STEM Goes Global

Over the recent February break, a group of twenty-three science students comprised of mainly juniors and seniors at Ridgewood High School visited Iceland on a STEM trip. Physics teachers Ms. Shah and Mr. Mitchell chaperoned the trip, along with Mr. Yannone and Mr. Pizzuto.

STEM stands for science, technology, engineering and mathematics. Students were able to explore Iceland’s unique geological features, from volcanoes to glaciers to tectonic plate activity, in order to investigate their relationship to each other and their impact on the island. They also learned about alternative energy sources and Icelandic techniques for capturing geothermal steam for heat and power. In addition, they discovered what layers of glacial ice can tell us about changes in climate and the environment. Overall, the goal of the trip was to extend their knowledge from the classroom through visiting different sites.

The group left on February 14th and came back on February 19th. They spent three days in Hwolsvollur and another in Reykjavik. In a short five days, the group was able to visit many different attractions.
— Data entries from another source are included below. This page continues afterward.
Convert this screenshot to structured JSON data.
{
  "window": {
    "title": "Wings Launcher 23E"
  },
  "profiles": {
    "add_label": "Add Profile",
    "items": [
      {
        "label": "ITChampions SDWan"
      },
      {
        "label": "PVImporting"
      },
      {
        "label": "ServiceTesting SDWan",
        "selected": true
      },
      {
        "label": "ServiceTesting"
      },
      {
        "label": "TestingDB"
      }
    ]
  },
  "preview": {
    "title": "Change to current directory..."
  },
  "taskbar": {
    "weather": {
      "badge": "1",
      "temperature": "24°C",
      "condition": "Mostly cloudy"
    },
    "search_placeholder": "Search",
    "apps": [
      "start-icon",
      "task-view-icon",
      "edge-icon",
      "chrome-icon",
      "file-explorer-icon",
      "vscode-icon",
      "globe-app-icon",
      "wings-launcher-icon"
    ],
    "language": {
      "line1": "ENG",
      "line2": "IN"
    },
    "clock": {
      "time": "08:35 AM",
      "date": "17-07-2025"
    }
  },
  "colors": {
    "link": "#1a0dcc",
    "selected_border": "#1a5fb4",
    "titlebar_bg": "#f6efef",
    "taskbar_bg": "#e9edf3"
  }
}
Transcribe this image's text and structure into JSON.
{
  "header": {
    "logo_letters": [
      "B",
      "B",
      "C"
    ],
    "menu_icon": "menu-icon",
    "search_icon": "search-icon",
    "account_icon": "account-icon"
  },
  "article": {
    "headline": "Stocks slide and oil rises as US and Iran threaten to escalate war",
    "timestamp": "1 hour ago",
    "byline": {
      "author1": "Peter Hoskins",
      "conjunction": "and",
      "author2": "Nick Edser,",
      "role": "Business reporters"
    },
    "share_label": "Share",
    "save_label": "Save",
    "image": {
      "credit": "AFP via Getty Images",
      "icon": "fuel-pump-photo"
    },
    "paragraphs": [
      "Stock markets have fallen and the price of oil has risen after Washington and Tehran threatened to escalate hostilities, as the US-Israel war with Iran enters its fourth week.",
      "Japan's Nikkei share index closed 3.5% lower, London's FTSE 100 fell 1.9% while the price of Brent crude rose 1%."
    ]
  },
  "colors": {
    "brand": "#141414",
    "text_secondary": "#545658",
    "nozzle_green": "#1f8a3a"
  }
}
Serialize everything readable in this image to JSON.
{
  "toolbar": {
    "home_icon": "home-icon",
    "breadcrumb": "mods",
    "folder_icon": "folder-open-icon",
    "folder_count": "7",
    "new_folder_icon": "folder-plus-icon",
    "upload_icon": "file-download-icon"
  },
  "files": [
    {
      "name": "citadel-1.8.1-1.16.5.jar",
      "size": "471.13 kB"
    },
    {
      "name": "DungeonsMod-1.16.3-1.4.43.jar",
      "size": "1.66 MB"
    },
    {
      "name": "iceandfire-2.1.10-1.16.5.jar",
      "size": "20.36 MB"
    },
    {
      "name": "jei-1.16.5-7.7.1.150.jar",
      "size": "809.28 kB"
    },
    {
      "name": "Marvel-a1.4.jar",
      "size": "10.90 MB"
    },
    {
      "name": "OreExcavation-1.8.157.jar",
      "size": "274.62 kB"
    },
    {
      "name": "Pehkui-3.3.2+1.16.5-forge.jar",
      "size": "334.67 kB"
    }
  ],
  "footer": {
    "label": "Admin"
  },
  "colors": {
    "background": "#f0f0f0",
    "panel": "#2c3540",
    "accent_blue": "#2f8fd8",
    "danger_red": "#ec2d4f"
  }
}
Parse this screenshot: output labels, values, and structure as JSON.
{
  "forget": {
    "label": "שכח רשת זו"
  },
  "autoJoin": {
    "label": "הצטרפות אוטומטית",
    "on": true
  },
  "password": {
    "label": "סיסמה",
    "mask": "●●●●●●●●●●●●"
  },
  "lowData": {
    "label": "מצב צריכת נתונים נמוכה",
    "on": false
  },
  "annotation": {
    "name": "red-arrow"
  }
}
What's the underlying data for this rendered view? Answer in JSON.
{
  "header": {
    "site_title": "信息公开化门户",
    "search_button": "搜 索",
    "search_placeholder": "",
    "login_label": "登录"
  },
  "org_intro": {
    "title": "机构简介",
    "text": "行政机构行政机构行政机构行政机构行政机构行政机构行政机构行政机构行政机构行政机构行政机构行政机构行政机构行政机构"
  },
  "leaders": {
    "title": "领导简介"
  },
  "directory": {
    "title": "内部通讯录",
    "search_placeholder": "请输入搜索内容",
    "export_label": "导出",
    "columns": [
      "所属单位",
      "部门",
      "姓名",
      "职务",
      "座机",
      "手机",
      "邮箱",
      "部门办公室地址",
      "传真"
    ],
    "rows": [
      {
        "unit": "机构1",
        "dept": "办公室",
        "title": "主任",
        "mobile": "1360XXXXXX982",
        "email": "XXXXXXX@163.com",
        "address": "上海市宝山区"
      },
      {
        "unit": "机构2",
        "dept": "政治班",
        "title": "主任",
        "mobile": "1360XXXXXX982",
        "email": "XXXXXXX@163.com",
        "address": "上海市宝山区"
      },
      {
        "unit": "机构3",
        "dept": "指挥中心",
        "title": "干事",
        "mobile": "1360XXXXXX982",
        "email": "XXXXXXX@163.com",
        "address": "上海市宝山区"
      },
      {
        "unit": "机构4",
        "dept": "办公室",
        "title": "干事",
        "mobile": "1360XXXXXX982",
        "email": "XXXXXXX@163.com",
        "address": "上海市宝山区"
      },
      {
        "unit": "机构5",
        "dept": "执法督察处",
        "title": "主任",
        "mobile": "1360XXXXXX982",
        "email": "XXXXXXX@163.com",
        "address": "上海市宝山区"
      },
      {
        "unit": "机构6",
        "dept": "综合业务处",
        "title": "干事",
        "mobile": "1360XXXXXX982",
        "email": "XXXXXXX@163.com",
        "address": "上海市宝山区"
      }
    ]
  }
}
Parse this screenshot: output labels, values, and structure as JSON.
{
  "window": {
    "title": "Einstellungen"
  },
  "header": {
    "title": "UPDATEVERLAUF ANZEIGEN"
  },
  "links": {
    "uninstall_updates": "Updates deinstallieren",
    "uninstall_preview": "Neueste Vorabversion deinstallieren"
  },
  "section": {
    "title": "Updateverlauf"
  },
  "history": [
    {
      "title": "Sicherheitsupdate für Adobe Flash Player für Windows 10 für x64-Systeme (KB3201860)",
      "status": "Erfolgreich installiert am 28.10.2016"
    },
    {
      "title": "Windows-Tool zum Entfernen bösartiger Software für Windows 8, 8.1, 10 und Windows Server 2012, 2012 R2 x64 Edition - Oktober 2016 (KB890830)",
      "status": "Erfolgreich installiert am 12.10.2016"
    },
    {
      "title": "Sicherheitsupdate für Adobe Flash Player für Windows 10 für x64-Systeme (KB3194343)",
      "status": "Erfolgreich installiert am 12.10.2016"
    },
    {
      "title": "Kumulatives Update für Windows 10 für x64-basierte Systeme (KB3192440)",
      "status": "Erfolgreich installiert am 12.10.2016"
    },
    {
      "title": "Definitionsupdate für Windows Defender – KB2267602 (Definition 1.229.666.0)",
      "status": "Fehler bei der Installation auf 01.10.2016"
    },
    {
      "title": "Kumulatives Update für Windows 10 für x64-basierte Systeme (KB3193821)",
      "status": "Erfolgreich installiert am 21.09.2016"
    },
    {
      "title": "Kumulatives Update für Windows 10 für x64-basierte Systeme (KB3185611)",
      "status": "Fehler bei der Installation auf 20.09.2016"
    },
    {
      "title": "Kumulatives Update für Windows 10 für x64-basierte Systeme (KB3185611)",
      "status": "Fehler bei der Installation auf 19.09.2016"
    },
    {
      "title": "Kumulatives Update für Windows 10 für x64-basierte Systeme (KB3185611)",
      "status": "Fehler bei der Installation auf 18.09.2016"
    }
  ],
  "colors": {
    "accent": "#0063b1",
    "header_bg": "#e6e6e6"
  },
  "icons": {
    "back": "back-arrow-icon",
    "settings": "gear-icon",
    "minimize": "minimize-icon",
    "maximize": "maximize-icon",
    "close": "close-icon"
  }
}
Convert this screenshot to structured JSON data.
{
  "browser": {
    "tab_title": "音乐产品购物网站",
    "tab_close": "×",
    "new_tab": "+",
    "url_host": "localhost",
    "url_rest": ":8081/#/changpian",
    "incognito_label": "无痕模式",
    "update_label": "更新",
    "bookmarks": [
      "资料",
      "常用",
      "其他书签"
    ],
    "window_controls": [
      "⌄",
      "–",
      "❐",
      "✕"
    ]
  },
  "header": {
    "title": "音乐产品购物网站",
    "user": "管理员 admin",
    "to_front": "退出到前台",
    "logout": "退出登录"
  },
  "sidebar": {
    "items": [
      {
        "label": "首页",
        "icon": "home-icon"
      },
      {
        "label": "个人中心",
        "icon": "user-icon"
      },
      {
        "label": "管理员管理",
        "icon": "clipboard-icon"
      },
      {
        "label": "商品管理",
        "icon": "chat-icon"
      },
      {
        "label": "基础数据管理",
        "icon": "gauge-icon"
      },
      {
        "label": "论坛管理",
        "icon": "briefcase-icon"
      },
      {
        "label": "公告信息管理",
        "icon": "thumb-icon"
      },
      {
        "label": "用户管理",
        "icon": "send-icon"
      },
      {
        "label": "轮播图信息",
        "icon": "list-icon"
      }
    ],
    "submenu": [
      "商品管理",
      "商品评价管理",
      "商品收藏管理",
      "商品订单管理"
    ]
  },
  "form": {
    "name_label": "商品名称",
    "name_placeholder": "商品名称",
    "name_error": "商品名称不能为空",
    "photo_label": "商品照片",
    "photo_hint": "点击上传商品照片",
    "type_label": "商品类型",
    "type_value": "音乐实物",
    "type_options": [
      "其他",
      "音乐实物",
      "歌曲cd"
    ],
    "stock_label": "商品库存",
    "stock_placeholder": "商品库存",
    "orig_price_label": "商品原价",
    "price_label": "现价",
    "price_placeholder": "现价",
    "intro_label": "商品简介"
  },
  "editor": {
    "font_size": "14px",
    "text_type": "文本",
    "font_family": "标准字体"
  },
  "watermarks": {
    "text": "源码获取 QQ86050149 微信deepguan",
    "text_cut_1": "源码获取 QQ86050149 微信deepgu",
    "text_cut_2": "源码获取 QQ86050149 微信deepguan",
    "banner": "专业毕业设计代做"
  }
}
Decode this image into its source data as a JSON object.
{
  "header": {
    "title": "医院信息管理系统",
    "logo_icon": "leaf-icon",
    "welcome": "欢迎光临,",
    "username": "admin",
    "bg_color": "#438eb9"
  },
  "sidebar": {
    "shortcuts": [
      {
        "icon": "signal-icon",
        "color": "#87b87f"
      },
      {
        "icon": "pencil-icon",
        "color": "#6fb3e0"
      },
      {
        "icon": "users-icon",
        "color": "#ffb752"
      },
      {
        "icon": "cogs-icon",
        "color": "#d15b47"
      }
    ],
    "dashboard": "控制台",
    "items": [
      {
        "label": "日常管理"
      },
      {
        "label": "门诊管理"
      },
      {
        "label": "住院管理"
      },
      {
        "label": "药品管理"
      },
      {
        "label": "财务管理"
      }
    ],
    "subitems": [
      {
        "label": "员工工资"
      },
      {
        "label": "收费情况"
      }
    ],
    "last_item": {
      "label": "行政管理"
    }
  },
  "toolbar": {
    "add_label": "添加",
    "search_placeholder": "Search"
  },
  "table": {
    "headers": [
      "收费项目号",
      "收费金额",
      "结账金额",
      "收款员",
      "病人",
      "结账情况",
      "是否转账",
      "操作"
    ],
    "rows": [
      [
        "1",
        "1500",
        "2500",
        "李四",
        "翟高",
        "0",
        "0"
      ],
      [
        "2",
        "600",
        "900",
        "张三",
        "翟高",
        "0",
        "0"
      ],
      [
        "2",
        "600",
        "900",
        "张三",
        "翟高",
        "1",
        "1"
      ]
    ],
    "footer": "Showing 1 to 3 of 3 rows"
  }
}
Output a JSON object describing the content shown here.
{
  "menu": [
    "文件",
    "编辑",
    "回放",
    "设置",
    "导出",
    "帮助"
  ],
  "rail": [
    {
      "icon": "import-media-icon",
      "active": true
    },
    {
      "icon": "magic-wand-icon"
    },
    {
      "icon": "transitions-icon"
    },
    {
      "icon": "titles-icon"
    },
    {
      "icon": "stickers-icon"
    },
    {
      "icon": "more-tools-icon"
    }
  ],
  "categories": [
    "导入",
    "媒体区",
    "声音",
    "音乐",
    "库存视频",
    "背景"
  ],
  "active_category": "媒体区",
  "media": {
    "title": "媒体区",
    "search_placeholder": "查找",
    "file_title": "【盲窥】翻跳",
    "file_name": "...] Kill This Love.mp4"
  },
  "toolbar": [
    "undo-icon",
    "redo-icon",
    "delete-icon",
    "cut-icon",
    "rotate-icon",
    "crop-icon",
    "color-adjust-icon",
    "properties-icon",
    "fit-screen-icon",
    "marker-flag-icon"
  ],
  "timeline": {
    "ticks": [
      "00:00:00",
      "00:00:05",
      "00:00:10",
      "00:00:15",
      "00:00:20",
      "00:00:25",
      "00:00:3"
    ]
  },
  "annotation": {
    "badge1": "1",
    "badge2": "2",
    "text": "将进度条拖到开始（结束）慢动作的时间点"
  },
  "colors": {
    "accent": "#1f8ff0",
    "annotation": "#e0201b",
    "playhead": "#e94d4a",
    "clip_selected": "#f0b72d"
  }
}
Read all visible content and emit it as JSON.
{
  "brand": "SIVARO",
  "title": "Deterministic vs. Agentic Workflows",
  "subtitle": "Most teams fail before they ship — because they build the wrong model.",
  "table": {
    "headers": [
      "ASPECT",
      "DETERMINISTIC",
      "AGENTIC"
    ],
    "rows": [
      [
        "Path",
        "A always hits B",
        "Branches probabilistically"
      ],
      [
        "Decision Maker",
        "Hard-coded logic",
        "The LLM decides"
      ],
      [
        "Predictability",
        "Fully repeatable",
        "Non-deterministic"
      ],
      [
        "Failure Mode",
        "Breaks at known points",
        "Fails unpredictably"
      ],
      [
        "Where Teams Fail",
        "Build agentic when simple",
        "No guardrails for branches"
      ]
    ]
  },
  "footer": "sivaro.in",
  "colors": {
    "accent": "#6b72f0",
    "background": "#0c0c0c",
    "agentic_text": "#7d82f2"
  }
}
This included some amazing sites: the Reykjanesviti lighthouse, Gunnuhver mud pools, the Seljalandsfoss and Skogarfoss waterfalls, the Hraunfossar and Barnafossar waterfalls and the Deildartunguhver hot spring and the massive Dyrholaey stone arch.

In terms of deepening their scientific knowledge, the group visited the state of the art Lava Center, Reykjanes Power Plant, the Hellisheidi Power Station, and the Northern Lights. One may assume that Iceland is frigid during this time of the year; however, one student said that the weather was similar to Ridgewood, but with higher wind chill as the wind ranged from 25-40 mph each day.

Students enjoyed their time in Iceland and had a lot to say about their experiences. When asked about her favorite part of the trip, junior Sarah Gnall said: “My favorite part of the trip was being able to go inside a glacier. It really gave me perspective of how serious climate change is. Also just going inside of a literal mountain and going 45 meters below where you entered and see all the ice snow and ash lines from volcanic eruptions was insane.”

Another junior commented on their favorite part about their experience. “The highlight of the trip for me was the hot springs. It was dope being outside in the freezing Iceland weather while being in a hot pool.” Junior Ethan Sterling also viewed the Blue Lagoon as the highlight of his trip. “It was cool to finally go to the hot springs after the trip. Also, I’ve seen a lot of photos online so it was cool to finally experience it in real life.

This trip was similar to the Switzerland trip last year. The students on the Iceland trip had an amazing experience. If you want to explore the world while developing a deeper understanding of science, make sure to check in next year to see where the STEM trip will take place!

Katie Hu
staff writer

Graphic: Sarah Gnall

Leave a Reply

Your email address will not be published. Required fields are marked *